It’s nice when competitive impulses can be cultivated for good.

That’s what happened last year at a BioGuard banquet when Mermaid Pools and Spas of Anderson, Ind., was honored for raising money to help cystic fibrosis through the manufacturer’s Splash for CF program.

The organization receiving the funds was called Laps for CF, an advocacy group dedicated to increasing awareness and support for the disease.

Diagnosed during childhood, cystic fibrosis causes the body to produce a thick mucus that interferes with breathing and digestive functions. The life expectancy today for an infant born with CF is about 38 years.

BioGuard took on the cause after hearing about an incredible girl named Emily Schreiber, who was diagnosed with CF in 2003 at the age of nine. Undaunted, she organized her first CF fundraiser only six weeks later. An enthusiastic swimmer, Emily geared her event toward collecting pledge money for each lap she would complete.

Today, Laps for CF has grown from a modest program in a community pool to a vibrant non-profit that’s garnered national support and attention.

The award given to Mermaid Pools and Spas caught the attention of one friend to the company — Linda Butler, co-owner of Pools Plus in Elizabethtown, Ky. She and husband Fred have been friends with Mermaid owners Brenda and Tom Murr for more than a decade, so she figured it was safe to pitch a friendly challenge to see who could top whom the next time around.

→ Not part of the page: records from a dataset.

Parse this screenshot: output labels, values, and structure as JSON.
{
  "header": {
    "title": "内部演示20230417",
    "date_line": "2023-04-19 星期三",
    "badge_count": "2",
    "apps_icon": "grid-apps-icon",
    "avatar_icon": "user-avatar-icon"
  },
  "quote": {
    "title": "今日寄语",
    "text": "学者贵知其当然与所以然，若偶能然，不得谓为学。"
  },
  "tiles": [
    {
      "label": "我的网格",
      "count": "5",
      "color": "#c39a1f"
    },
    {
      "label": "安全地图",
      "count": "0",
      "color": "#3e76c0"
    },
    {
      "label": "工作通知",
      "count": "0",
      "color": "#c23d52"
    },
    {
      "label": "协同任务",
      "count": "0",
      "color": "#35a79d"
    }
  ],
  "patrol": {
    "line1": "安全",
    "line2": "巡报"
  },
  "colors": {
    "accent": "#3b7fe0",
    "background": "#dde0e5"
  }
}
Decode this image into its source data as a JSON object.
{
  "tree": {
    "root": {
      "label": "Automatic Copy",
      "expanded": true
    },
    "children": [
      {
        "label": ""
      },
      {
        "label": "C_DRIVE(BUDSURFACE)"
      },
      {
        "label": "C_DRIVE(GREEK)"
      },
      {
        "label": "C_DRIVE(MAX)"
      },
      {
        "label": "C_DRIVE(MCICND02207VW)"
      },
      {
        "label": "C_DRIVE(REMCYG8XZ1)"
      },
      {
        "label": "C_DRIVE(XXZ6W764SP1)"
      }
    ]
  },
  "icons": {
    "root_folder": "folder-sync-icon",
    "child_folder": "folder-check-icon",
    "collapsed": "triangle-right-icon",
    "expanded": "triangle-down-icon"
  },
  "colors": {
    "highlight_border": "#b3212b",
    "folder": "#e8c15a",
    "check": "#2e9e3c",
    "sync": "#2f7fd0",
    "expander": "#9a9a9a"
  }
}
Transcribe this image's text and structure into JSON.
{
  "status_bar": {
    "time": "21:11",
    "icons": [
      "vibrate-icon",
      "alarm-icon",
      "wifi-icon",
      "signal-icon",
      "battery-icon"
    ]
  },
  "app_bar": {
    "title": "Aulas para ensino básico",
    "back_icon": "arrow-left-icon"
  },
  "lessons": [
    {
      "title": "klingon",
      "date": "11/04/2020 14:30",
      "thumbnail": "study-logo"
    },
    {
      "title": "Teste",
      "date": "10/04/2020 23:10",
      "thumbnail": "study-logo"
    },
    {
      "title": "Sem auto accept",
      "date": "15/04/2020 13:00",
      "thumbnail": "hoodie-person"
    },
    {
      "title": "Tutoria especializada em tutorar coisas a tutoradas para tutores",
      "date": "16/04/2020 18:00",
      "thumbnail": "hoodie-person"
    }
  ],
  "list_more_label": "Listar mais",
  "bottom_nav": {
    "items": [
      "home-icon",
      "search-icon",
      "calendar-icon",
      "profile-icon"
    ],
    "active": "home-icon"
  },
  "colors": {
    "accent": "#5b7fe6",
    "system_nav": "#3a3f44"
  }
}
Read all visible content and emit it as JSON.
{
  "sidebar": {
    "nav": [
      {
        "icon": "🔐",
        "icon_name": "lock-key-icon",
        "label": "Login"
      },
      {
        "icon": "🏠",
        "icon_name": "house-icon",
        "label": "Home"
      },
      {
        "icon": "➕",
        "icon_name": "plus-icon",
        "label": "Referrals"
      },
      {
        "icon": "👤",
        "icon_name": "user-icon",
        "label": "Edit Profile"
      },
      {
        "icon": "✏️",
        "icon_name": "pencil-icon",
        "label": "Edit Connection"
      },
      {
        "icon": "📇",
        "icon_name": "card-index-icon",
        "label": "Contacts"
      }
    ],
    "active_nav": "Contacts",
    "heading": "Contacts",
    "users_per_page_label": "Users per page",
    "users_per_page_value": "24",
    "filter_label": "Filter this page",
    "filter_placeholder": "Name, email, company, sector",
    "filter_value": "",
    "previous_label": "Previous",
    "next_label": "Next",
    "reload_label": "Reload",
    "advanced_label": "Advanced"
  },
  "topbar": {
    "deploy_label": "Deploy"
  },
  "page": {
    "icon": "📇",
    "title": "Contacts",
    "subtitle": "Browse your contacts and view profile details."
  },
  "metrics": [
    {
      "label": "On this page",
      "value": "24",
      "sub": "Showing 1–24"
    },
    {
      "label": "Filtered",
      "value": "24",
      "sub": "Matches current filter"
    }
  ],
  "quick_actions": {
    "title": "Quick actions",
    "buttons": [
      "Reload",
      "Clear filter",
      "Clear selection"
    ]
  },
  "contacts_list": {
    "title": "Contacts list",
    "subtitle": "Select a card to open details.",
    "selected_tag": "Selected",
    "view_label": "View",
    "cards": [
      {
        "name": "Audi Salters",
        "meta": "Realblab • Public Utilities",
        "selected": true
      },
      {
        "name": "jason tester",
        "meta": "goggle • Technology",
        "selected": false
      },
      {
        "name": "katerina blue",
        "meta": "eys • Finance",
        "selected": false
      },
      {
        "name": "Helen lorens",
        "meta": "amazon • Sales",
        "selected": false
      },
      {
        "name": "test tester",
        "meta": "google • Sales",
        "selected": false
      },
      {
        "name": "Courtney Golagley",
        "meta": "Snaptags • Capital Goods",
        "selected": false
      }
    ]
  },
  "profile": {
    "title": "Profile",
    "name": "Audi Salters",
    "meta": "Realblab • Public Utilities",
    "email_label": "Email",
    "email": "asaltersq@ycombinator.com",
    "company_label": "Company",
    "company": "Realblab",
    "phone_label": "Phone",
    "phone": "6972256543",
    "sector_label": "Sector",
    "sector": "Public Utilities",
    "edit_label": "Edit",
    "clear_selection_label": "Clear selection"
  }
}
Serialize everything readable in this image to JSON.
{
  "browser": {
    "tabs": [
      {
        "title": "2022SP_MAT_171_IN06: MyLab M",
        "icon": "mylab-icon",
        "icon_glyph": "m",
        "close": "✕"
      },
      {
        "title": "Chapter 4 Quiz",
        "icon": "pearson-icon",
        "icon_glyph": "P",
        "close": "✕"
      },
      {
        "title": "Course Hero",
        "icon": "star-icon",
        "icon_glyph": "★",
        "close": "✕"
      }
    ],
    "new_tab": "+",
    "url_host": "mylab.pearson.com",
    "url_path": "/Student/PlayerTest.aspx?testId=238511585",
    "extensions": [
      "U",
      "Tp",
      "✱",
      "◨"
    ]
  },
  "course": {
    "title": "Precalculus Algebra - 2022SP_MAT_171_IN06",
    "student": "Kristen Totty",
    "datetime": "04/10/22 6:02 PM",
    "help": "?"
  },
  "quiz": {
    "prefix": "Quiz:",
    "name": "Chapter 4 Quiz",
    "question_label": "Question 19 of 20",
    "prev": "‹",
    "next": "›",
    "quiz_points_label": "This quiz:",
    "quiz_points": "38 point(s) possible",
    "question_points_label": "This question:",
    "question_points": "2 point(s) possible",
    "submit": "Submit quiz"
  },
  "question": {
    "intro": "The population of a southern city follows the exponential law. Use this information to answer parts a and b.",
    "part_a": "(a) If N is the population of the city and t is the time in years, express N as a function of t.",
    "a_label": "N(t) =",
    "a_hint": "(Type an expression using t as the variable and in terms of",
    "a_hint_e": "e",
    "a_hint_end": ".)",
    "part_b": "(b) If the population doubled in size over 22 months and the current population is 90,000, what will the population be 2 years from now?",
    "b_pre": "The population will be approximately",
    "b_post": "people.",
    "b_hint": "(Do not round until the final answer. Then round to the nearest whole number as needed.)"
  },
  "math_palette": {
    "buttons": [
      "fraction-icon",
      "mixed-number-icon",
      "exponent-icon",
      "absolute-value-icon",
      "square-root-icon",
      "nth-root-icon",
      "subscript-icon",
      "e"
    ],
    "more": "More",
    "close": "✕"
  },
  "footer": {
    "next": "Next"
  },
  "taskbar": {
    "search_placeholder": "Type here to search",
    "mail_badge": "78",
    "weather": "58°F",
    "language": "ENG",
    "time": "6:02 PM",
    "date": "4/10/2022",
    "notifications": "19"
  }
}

So it was on. The Butlers and Murrs designated May as the month and decided that whoever raised the most money during that time period would win. But the true winner would be the Laps for CF Foundation.

As with all competitions, there was a bit of smack-talk. Murr and Butler posted a little back-and-forth dialogue on a new Facebook page dedicated to Splash for CF. But the goading came to a head April 30.

Linda Butler and Brenda Murr were on the phone when Murr asked if Butler had received a package that day. It was busy at the store, so the deliveries hadn’t been checked  in yet. Murr encouraged Butler to look.

“So I go to check, and here’s this little box,” Butler says. “There’s a cup with all these Tootsie Roll pops tied together, and a sign that says, ‘First annual Splash for CF Challenge. … a mermaid told us that Pools Plus is going to take a licking. Let’s whip this CF thing together.’”

But once May 1 came around, the time for talk was over. It was all about strategy.

Last year, Mermaid Pools raised its funds by selling candy bars, and BioGuard-provided “Splash for CF” wristbands. This year, the company offered 5 percent off any chemical purchases to all wristband purchasers for the entire swim season. “It was an easy sale,” Murr says. “For a lot of them, the bracelet was paid for with their first season purchase.”

But one showcase event really brought the numbers up. A tournament of Corn Hole, a bean-bag-toss-like game that’s popular in the Midwest, was scheduled in the store’s parking lot. Mermaid created a carnival atmosphere, with food, drink and balloons. Each team paid an entry fee.

To motivate the staff, Mermaid Pools gave two hours of paid time off for every $100 raised, whether from wristband sales, raffle tickets or Corn Hole participation.

As a result of its efforts, Mermaid Pools raised just under $3,000.

Pools Plus also sold goodies and raffled a grill. But the company’s showcase event was a hot dog-eating contest that was structured like a 10k run, where each participant gathered pledges from donors.

The company also set its contest in the parking lot with live music, a radio remote, food and other games. “We gave hot dog trophies to the winners,” Butler says.

At the end of the challenge, a clear winner emerged: “Pools Plus whomped us,” Murr says. “Never get in a bet with Linda Butler — she knows how to raise money.” Pools Plus brought in almost $5,000 that month.

But in this case, everybody wins. Both companies have continued fundraising, for a total of about $11,000 so far this year.

“CF is a disease that doesn’t get a lot of attention,” Murr says. “But after we started this, we were surprised to see how many of our customers have been affected by it, and you just didn’t know.”